Male Swiss-Webster mice were fed diets containing four hypolipidemic agents which are known to induce proliferation of hepatic peroxisomes. Treatment with all four drugs (clofibrate; its structural analogue, nafenopin; and two drugs structurally unrelated to clofibrate, tibric acid and Wy-14,643) produced a marked hepatomegaly in the mice. The extent of the increase in liver weight correlated well with the increases in total hepatic DNA and in the collective volume of hepatocyte peroxisomes. Treatment with these drugs also produced similar increases in the activities of peroxisome-associated enzymes. The most dramatic increases were noted in the activities of the short chain (8- to 26-fold) and medium-chain (4- to 11-fold) carnitine acyltransferase. Significant increases were also noted in the activities of catalase (twofold to threefold), α-glycerophosphate dehydrogenase (twofold to threefold) and the long-chain carnitine acyltransferase (twofold to fourfold). Activity of the latter enzyme, however, is not known to be associated with peroxisome fractions. Concomitant administration of actinomycin D or cycloheximide with a single oral dose of clofibrate diminished the increases in liver weight and carinitine acyltransferase which occurred with clofibrate treatment alone. The finding that the major increase in activity of peroxisome enzymes occurred in those associated with metabolism of acyl CoA groups supports the hypothesis that the hypolipidemic action of the drugs and the proliferation of hepatic peroxisomes are related functions.
|Original language||English (US)|
|Number of pages||11|

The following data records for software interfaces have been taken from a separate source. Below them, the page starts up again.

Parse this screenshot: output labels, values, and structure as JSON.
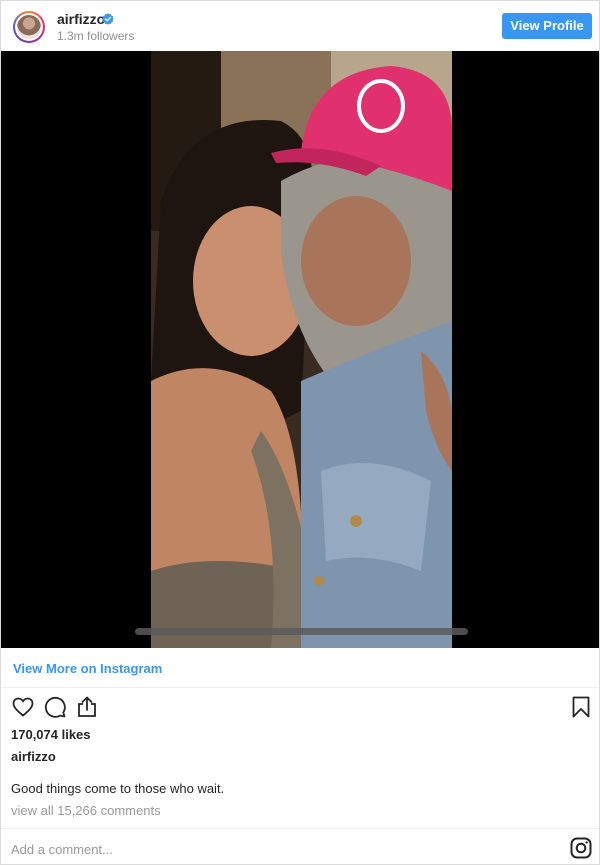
{
  "header": {
    "username": "airfizzo",
    "followers": "1.3m followers",
    "view_profile_label": "View Profile",
    "verified_color": "#3897f0"
  },
  "media": {
    "type": "video",
    "description_icon": "photo"
  },
  "links": {
    "view_more": "View More on Instagram"
  },
  "actions": {
    "icons": [
      "heart-icon",
      "comment-icon",
      "share-icon",
      "bookmark-icon"
    ]
  },
  "post": {
    "likes": "170,074 likes",
    "caption_user": "airfizzo",
    "caption": "Good things come to those who wait.",
    "view_comments": "view all 15,266 comments"
  },
  "comment_box": {
    "placeholder": "Add a comment..."
  },
  "colors": {
    "accent": "#3897f0",
    "text": "#262626",
    "muted": "#999999"
  }
}
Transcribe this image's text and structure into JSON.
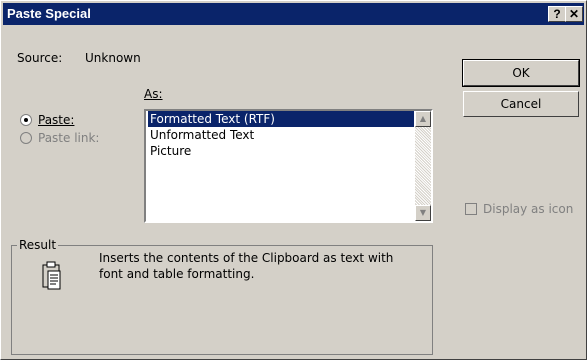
{
  "window": {
    "title": "Paste Special",
    "help_glyph": "?",
    "close_glyph": "✕"
  },
  "source": {
    "label": "Source:",
    "value": "Unknown"
  },
  "as_label": "As:",
  "options": {
    "paste": "Paste:",
    "paste_link": "Paste link:",
    "selected": "paste"
  },
  "formats": [
    "Formatted Text (RTF)",
    "Unformatted Text",
    "Picture"
  ],
  "selected_format": "Formatted Text (RTF)",
  "buttons": {
    "ok": "OK",
    "cancel": "Cancel"
  },
  "display_as_icon": {
    "label": "Display as icon",
    "checked": false,
    "enabled": false
  },
  "result": {
    "legend": "Result",
    "text": "Inserts the contents of the Clipboard as text with font and table formatting.",
    "icon": "clipboard-icon"
  },
  "colors": {
    "title_bar": "#0a246a",
    "face": "#d4d0c8",
    "selection": "#0a246a"
  }
}
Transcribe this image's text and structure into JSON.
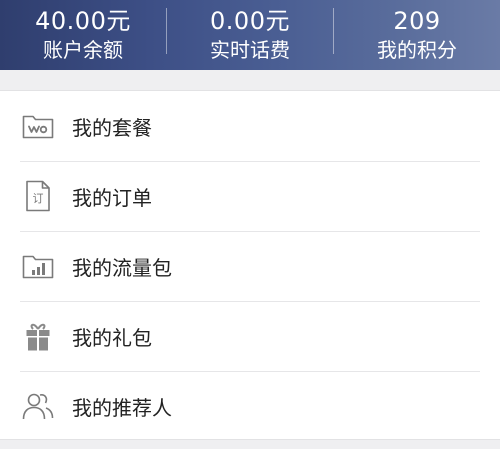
{
  "stats": {
    "balance": {
      "value": "40.00元",
      "label": "账户余额"
    },
    "realtime_fee": {
      "value": "0.00元",
      "label": "实时话费"
    },
    "points": {
      "value": "209",
      "label": "我的积分"
    }
  },
  "menu": {
    "items": [
      {
        "label": "我的套餐",
        "icon": "plan-folder-icon"
      },
      {
        "label": "我的订单",
        "icon": "order-document-icon"
      },
      {
        "label": "我的流量包",
        "icon": "data-package-icon"
      },
      {
        "label": "我的礼包",
        "icon": "gift-icon"
      },
      {
        "label": "我的推荐人",
        "icon": "referrer-people-icon"
      }
    ]
  },
  "colors": {
    "header_gradient_start": "#2f3e6e",
    "header_gradient_end": "#6a7ba6",
    "icon": "#7a7a7a",
    "text": "#222222"
  }
}
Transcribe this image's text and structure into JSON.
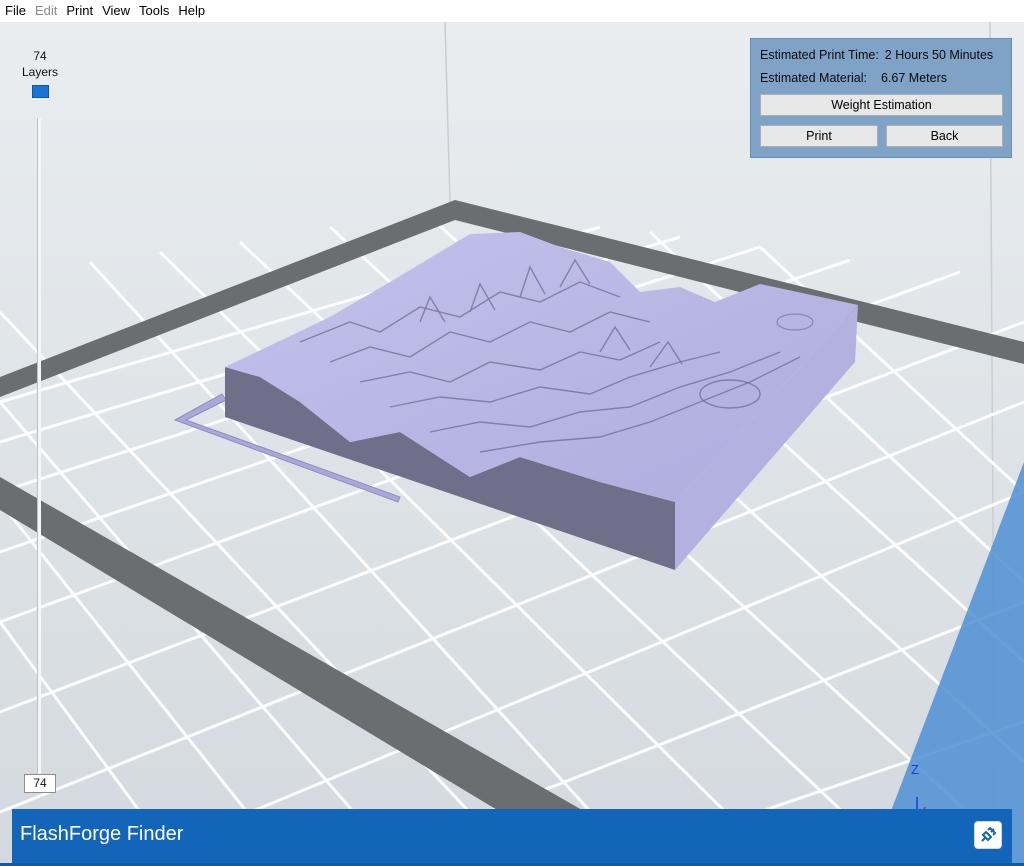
{
  "menubar": {
    "items": [
      {
        "label": "File",
        "enabled": true
      },
      {
        "label": "Edit",
        "enabled": false
      },
      {
        "label": "Print",
        "enabled": true
      },
      {
        "label": "View",
        "enabled": true
      },
      {
        "label": "Tools",
        "enabled": true
      },
      {
        "label": "Help",
        "enabled": true
      }
    ]
  },
  "layer_slider": {
    "count": "74",
    "label": "Layers",
    "input_value": "74"
  },
  "info_panel": {
    "print_time_label": "Estimated Print Time:",
    "print_time_value": "2 Hours 50 Minutes",
    "material_label": "Estimated Material:",
    "material_value": "6.67 Meters",
    "weight_button": "Weight Estimation",
    "print_button": "Print",
    "back_button": "Back"
  },
  "axis_gizmo": {
    "z_label": "Z"
  },
  "bottom_bar": {
    "printer_name": "FlashForge Finder",
    "connect_icon": "connect-icon"
  },
  "colors": {
    "accent": "#1265b8",
    "panel": "#7ea3c6",
    "model_top": "#b9b7e6",
    "model_side": "#6f6f8a",
    "build_plate_border": "#6b6e70",
    "grid_line": "#ffffff"
  }
}
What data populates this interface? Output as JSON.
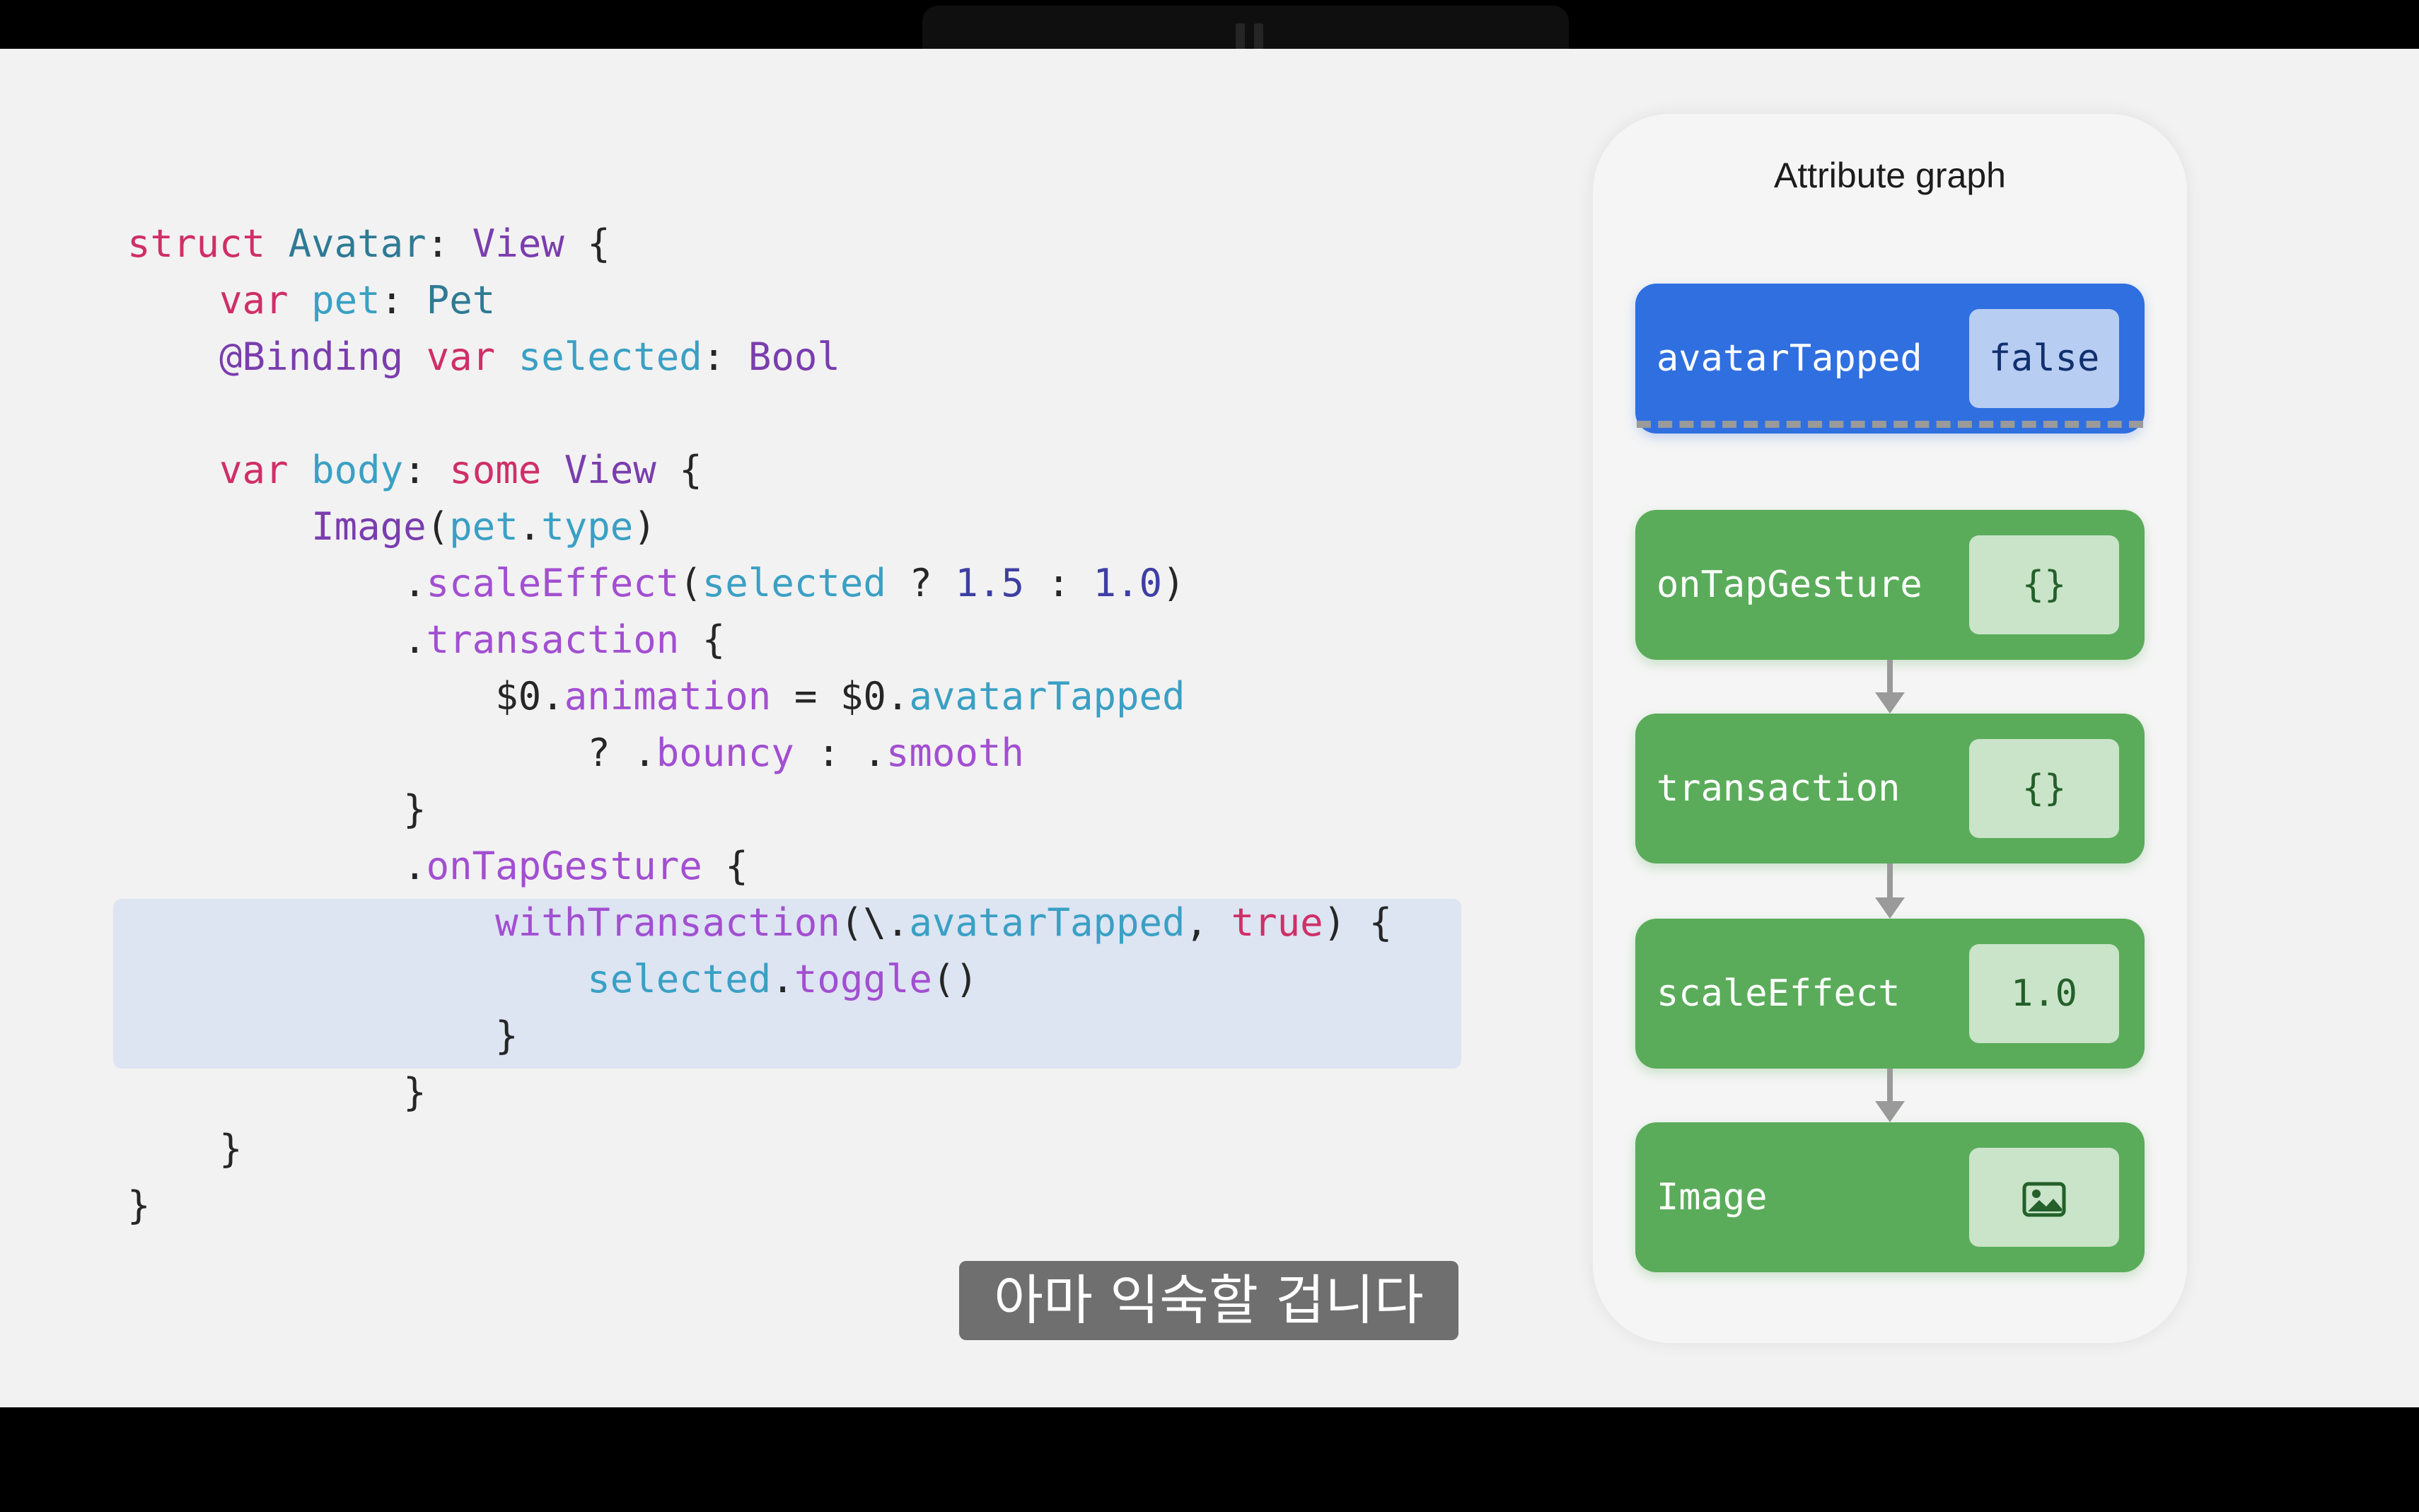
{
  "graph": {
    "title": "Attribute graph",
    "nodes": [
      {
        "label": "avatarTapped",
        "value": "false",
        "color": "#2f6fe0"
      },
      {
        "label": "onTapGesture",
        "value": "{}",
        "color": "#5aac5a"
      },
      {
        "label": "transaction",
        "value": "{}",
        "color": "#5aac5a"
      },
      {
        "label": "scaleEffect",
        "value": "1.0",
        "color": "#5aac5a"
      },
      {
        "label": "Image",
        "value_icon": "image-icon",
        "color": "#5aac5a"
      }
    ]
  },
  "subtitle": "아마 익숙할 겁니다",
  "code_lines": [
    [
      [
        "kw",
        "struct"
      ],
      [
        "pl",
        " "
      ],
      [
        "ty",
        "Avatar"
      ],
      [
        "pl",
        ": "
      ],
      [
        "tp",
        "View"
      ],
      [
        "pl",
        " {"
      ]
    ],
    [
      [
        "pl",
        "    "
      ],
      [
        "kw",
        "var"
      ],
      [
        "pl",
        " "
      ],
      [
        "pr",
        "pet"
      ],
      [
        "pl",
        ": "
      ],
      [
        "ty",
        "Pet"
      ]
    ],
    [
      [
        "pl",
        "    "
      ],
      [
        "tp",
        "@Binding"
      ],
      [
        "pl",
        " "
      ],
      [
        "kw",
        "var"
      ],
      [
        "pl",
        " "
      ],
      [
        "pr",
        "selected"
      ],
      [
        "pl",
        ": "
      ],
      [
        "tp",
        "Bool"
      ]
    ],
    [
      [
        "pl",
        ""
      ]
    ],
    [
      [
        "pl",
        "    "
      ],
      [
        "kw",
        "var"
      ],
      [
        "pl",
        " "
      ],
      [
        "pr",
        "body"
      ],
      [
        "pl",
        ": "
      ],
      [
        "kw",
        "some"
      ],
      [
        "pl",
        " "
      ],
      [
        "tp",
        "View"
      ],
      [
        "pl",
        " {"
      ]
    ],
    [
      [
        "pl",
        "        "
      ],
      [
        "tp",
        "Image"
      ],
      [
        "pl",
        "("
      ],
      [
        "pr",
        "pet"
      ],
      [
        "pl",
        "."
      ],
      [
        "pr",
        "type"
      ],
      [
        "pl",
        ")"
      ]
    ],
    [
      [
        "pl",
        "            ."
      ],
      [
        "mt",
        "scaleEffect"
      ],
      [
        "pl",
        "("
      ],
      [
        "pr",
        "selected"
      ],
      [
        "pl",
        " ? "
      ],
      [
        "nm",
        "1.5"
      ],
      [
        "pl",
        " : "
      ],
      [
        "nm",
        "1.0"
      ],
      [
        "pl",
        ")"
      ]
    ],
    [
      [
        "pl",
        "            ."
      ],
      [
        "mt",
        "transaction"
      ],
      [
        "pl",
        " {"
      ]
    ],
    [
      [
        "pl",
        "                $0."
      ],
      [
        "mt",
        "animation"
      ],
      [
        "pl",
        " = $0."
      ],
      [
        "pr",
        "avatarTapped"
      ]
    ],
    [
      [
        "pl",
        "                    ? ."
      ],
      [
        "mt",
        "bouncy"
      ],
      [
        "pl",
        " : ."
      ],
      [
        "mt",
        "smooth"
      ]
    ],
    [
      [
        "pl",
        "            }"
      ]
    ],
    [
      [
        "pl",
        "            ."
      ],
      [
        "mt",
        "onTapGesture"
      ],
      [
        "pl",
        " {"
      ]
    ],
    [
      [
        "pl",
        "                "
      ],
      [
        "mt",
        "withTransaction"
      ],
      [
        "pl",
        "(\\."
      ],
      [
        "pr",
        "avatarTapped"
      ],
      [
        "pl",
        ", "
      ],
      [
        "kw",
        "true"
      ],
      [
        "pl",
        ") {"
      ]
    ],
    [
      [
        "pl",
        "                    "
      ],
      [
        "pr",
        "selected"
      ],
      [
        "pl",
        "."
      ],
      [
        "mt",
        "toggle"
      ],
      [
        "pl",
        "()"
      ]
    ],
    [
      [
        "pl",
        "                }"
      ]
    ],
    [
      [
        "pl",
        "            }"
      ]
    ],
    [
      [
        "pl",
        "    }"
      ]
    ],
    [
      [
        "pl",
        "}"
      ]
    ]
  ]
}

|Journal||American Journal of Pathology|
|State||Published - Jan 1 1978|
ASJC Scopus subject areas
- Pathology and Forensic Medicine